Nowadays, most cars tend to be front wheel drive. On a front wheel drive vehicle the front tyres are working much harder than those on the rear axle. On a front wheel drive car the tractive forces, steering forces, cornering forces and most of the braking forces are transmitted through the front tyres. Additionally most of the vehicles weight is carried by the front axle because the heavy engine and transmission components are centred there.
Assuming the vehicle geometry is within the vehicle manufacturer specifications, this concentration of workload usually results in the tyres on the front axle wearing quicker than the rear tyres. It would be wasteful, not to mention uneconomical, to replace all four tyres just because the front tyres have worn close their legal limit. So a lot of people find themselves having to replace the front tyres on their car before the rears.
There is a lot of confusion as to which axle the new pair of tyres should be fitted.
With a vehicle that has same size and fitment of tyre on the front and rear axle, the easiest (and some might think most logical) thing to do would be to just replace the front tyres. After all, they are going to wear quickest again so it makes sense to put the tyres with most tread on the front so that they last longer. For reasons of safety this is the wrong thing to do.

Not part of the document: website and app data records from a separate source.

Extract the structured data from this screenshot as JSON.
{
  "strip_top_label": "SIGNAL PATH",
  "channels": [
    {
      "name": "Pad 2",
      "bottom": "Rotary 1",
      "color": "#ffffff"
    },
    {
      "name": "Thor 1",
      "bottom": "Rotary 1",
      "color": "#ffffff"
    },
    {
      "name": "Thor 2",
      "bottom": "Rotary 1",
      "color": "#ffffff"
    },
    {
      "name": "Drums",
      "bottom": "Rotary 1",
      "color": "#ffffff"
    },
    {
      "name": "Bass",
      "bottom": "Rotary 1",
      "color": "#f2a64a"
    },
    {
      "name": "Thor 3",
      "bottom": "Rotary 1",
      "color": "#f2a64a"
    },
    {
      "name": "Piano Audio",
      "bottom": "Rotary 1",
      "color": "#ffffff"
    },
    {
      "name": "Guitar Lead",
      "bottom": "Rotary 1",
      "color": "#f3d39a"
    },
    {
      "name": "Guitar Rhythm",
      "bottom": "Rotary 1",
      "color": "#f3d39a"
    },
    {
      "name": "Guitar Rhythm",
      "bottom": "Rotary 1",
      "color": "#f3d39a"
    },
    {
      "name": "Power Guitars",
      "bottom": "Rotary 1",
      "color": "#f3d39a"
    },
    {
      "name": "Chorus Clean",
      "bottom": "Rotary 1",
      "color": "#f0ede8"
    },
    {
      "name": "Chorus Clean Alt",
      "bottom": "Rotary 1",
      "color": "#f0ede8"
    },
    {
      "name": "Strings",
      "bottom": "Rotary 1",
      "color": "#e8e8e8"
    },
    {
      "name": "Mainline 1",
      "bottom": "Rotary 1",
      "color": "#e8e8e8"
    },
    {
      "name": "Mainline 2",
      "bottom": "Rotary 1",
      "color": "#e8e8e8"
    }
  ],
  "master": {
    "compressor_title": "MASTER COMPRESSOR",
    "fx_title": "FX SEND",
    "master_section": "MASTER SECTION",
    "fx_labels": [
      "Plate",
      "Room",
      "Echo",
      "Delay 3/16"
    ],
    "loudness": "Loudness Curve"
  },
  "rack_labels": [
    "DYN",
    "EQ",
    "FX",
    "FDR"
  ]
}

On wet road surfaces, the amount of grip a tyre has is directly linked to its ability to clear surface water so that the rubber in the tread can make contact with the road surface. One of the principal functions of the grooves in a tyre tread is to provide channels for the standing water on the road surface to drain away through. One could easily imagine that a tyre with worn tread grooves will not be able to clear as much surface water as an equivalent new tyre with the full tread depth.
So why is it better to have more rear grip than front grip?
To understand it’s necessary to talk a little about vehicle dynamics. During cornering, a vehicle will usually experience one of 3 dynamic states, which are understeer, oversteer or neutral cornering.
This condition is where the tyres on the front axle do not follow the exact angle prescribed by the steering, but ‘slide’ slightly wide. See below.
This condition is the opposite to understeer, whereby the nose of the vehicle follows a tighter line than the angle prescribed by the steering. This is caused by a lack of rear axle grip. See below.
And this condition is where the nose of the vehicle follows the exact line prescribed by the steering angle.
It is very difficult to build a car with neutral handling, especially a front wheel drive car where the weight distribution is front biased. So, most manufacturers build their vehicles with inherent understeer as it is the safer handling characteristic. If a vehicle is understeering, (sliding wide in a corner), assuming maximum front tyre grip has not been reached or exceeded, adding steering angle to the wheels will result in the vehicle negotiating the corner safely.
However, when a vehicle is oversteering, most of the things one would do to try to reduce oversteer and regain control will actually exacerbate the situation.
Braking will reduce the load on the rear axle, making the rear tyres more likely to lose grip. Likewise, reducing power abruptly will transfer weight from the rear axle onto the front, again reducing rear tyre grip. The only way to counteract oversteer is to steer the front wheels out of the corner, in other words reduce steering angle. This is something which is counter-intuitive and difficult to do whilst maintaining control of the vehicle.
To give the best possibilities of a vehicle handling safely when fitting new tyres to a vehicle in pairs, it is advisable to fit the new tyres to the rear axle.
Hero photo credit : revivalsportscars.com